**Try it:** What follows is a listing; restate every line of it word for word.

**Provided data:**
==============================
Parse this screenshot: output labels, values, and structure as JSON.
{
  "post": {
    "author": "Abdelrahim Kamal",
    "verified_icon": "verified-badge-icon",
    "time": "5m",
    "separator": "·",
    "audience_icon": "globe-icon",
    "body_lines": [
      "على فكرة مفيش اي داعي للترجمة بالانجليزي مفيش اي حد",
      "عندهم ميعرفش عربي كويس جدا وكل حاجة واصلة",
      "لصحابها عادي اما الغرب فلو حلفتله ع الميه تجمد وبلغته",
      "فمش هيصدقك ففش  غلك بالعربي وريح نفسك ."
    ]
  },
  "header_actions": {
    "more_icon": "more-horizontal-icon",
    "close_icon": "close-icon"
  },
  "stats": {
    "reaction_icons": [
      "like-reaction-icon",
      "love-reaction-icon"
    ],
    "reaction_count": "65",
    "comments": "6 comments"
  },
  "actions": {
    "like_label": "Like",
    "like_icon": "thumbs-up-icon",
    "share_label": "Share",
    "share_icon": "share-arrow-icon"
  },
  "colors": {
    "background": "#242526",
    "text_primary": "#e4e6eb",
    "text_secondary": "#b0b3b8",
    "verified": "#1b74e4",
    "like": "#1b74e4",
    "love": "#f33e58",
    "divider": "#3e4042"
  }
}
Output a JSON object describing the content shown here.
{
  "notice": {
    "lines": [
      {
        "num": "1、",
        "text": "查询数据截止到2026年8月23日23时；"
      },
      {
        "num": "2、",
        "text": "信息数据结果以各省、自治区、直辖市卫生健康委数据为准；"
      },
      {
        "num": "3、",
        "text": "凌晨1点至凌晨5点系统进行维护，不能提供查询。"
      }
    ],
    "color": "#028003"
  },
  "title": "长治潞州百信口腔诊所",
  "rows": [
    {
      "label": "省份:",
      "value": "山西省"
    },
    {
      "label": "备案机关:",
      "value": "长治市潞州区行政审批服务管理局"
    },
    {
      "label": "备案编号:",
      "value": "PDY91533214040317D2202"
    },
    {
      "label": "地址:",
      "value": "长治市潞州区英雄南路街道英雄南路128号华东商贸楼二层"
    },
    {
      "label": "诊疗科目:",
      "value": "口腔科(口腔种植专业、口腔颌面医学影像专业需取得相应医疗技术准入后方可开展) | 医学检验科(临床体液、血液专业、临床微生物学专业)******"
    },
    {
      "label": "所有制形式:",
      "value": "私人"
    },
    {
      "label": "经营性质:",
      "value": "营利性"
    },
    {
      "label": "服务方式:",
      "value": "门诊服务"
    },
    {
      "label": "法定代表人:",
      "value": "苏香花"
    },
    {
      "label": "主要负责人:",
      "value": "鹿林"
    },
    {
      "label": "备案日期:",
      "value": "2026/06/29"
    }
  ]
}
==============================
**The completed task:**
Parse this screenshot: output labels, values, and structure as JSON.
{
  "post": {
    "author": "Abdelrahim Kamal",
    "verified_icon": "verified-badge-icon",
    "time": "5m",
    "separator": "·",
    "audience_icon": "globe-icon",
    "body_lines": [
      "على فكرة مفيش اي داعي للترجمة بالانجليزي مفيش اي حد",
      "عندهم ميعرفش عربي كويس جدا وكل حاجة واصلة",
      "لصحابها عادي اما الغرب فلو حلفتله ع الميه تجمد وبلغته",
      "فمش هيصدقك ففش  غلك بالعربي وريح نفسك ."
    ]
  },
  "header_actions": {
    "more_icon": "more-horizontal-icon",
    "close_icon": "close-icon"
  },
  "stats": {
    "reaction_icons": [
      "like-reaction-icon",
      "love-reaction-icon"
    ],
    "reaction_count": "65",
    "comments": "6 comments"
  },
  "actions": {
    "like_label": "Like",
    "like_icon": "thumbs-up-icon",
    "share_label": "Share",
    "share_icon": "share-arrow-icon"
  },
  "colors": {
    "background": "#242526",
    "text_primary": "#e4e6eb",
    "text_secondary": "#b0b3b8",
    "verified": "#1b74e4",
    "like": "#1b74e4",
    "love": "#f33e58",
    "divider": "#3e4042"
  }
}
Output a JSON object describing the content shown here.
{
  "notice": {
    "lines": [
      {
        "num": "1、",
        "text": "查询数据截止到2026年8月23日23时；"
      },
      {
        "num": "2、",
        "text": "信息数据结果以各省、自治区、直辖市卫生健康委数据为准；"
      },
      {
        "num": "3、",
        "text": "凌晨1点至凌晨5点系统进行维护，不能提供查询。"
      }
    ],
    "color": "#028003"
  },
  "title": "长治潞州百信口腔诊所",
  "rows": [
    {
      "label": "省份:",
      "value": "山西省"
    },
    {
      "label": "备案机关:",
      "value": "长治市潞州区行政审批服务管理局"
    },
    {
      "label": "备案编号:",
      "value": "PDY91533214040317D2202"
    },
    {
      "label": "地址:",
      "value": "长治市潞州区英雄南路街道英雄南路128号华东商贸楼二层"
    },
    {
      "label": "诊疗科目:",
      "value": "口腔科(口腔种植专业、口腔颌面医学影像专业需取得相应医疗技术准入后方可开展) | 医学检验科(临床体液、血液专业、临床微生物学专业)******"
    },
    {
      "label": "所有制形式:",
      "value": "私人"
    },
    {
      "label": "经营性质:",
      "value": "营利性"
    },
    {
      "label": "服务方式:",
      "value": "门诊服务"
    },
    {
      "label": "法定代表人:",
      "value": "苏香花"
    },
    {
      "label": "主要负责人:",
      "value": "鹿林"
    },
    {
      "label": "备案日期:",
      "value": "2026/06/29"
    }
  ]
}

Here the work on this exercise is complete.